- This curly-haired kitty is affectionate, gentle, and people-loving.
- It likes human company so much that it does not like being left alone for long.
- The Selkirk Rex’s dense coat needs frequent brushing and occasional baths to keep it in good condition.
- This cat is a good choice for families as it interacts well with children and other pets.
This loving feline is cuddly, patient, and tolerant like its Persian ancestor. It is a playful kitty and is outgoing, which is a delightful trait for a cat with an unusual coat that begs to be touched.
A people-loving pet, the Selkirk Rex gets along with other pets and children very well.
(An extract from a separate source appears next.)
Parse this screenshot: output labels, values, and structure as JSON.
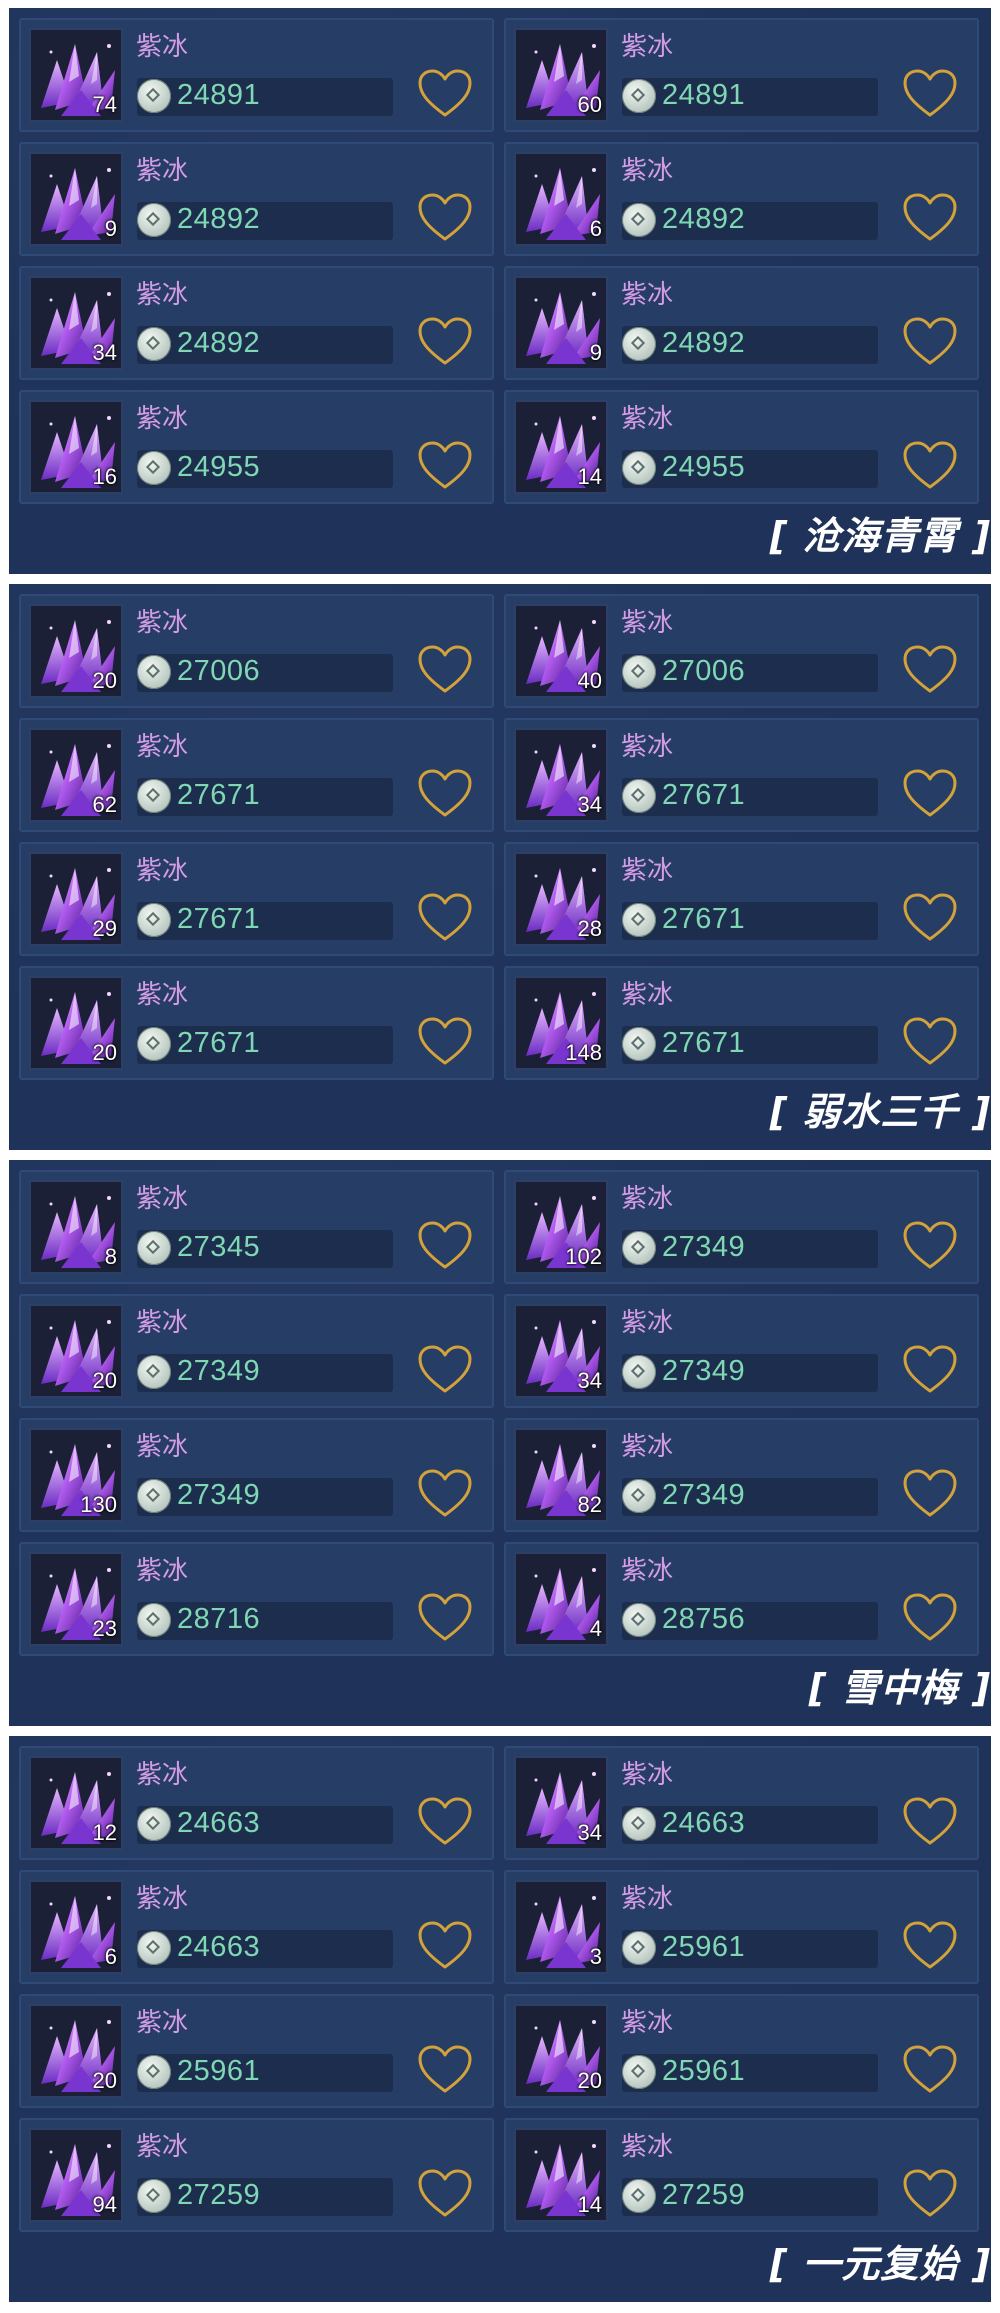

It likes attention and will act the clown to endear its charms to its humans. It also likes to lounge on laps and speak in its trademark quiet voice. However, it is not talkative and demanding of attention. Due to its fondness for human company, it does not like being left alone for long.
Despite its calm and laid-back ways, it is an intelligent cat that can get into cheeky behaviour. It can learn to work doors and drawers on its own, especially when it is seeking a toy or treat it likes.
The Selkirk is the newest Rex breed to be recognized by the North American cat associations and has been around a relatively short time compared with the Cornish Rex and the Devon Rex. The Selkirk’s development and promotion were due primarily to the efforts of breeder Jeri Newman of the Noface Cattery in Livington, Montana, although many other dedicated breeders lent a hand in furthering the breed. Newman, a Persian breeder for many years, had always been fascinated by cats in general and feline genetics in particular, made it known to friends and family that she was interested in adopting cats that were in any way out of the ordinary. In 1987, the out-of-the-ordinary came to her.
At the For Pet’s Sake Animal Shelter in Sheridan, Montana, run out of the home of animal lover Kitty Garrett Brown, a cat gave birth to a litter of six—five kittens plus one kitten with a curly coat as plush and huggable as a child’s stuffed toy. Peggy Vorrhees of the Bozeman Humane Society of Sheridan, Montana brought the kitten to Jeri Newman because she thought Newman would be interested in the unusual-coated cat. Indeed she was. The blue-cream and white kitten with the alert green eyes and the extraordinary curly coat resembling lamb’s wool caught Newman’s immediate attention.
At an estimated age of ten months, the cat’s whiskers were curly, her ears were full of brillo-like hair, and her coat looked like she’d just had a perm. Newman named the cat Miss DePesto because she was always pestering Newman for attention. When “Pest” came of age, Newman bred her. The mating produced a litter of six, three of which had the distinctive curly coat. Since Newman had studied genetic inheritance, she knew this meant the gene governing the curly coat was dominant—only one parent needed to possess the gene for the trait to appear in at least some of the offspring. That litter also included one straight-haired kitten with long hair. Interesting, Newman thought. Not only did Pest carry the dominant curly-coat gene, but also the recessive gene for long hair, since both parents had to possess at least one copy of the longhair gene to produce longhaired offspring.
Newman named the breed the Selkirk Rex after her stepfather. However, for a time she said the breed was named after the Selkirk Mountains, because they were near where the kittens were born. However, when pointed out to her that the Selkirk Mountains were in British Columbia, she admitted to naming the breed after her stepfather; the Selkirk Rex is the only cat breed named after an individual.
Did You Know?
Did you know cat hair isn’t the cause of reactions by people sensitized to cat allergens? The primary cause is an allergen produced in cats’ saliva. These allergens are spread to cats’ hair through grooming, which are then shed into the environment.
Appearance & Coat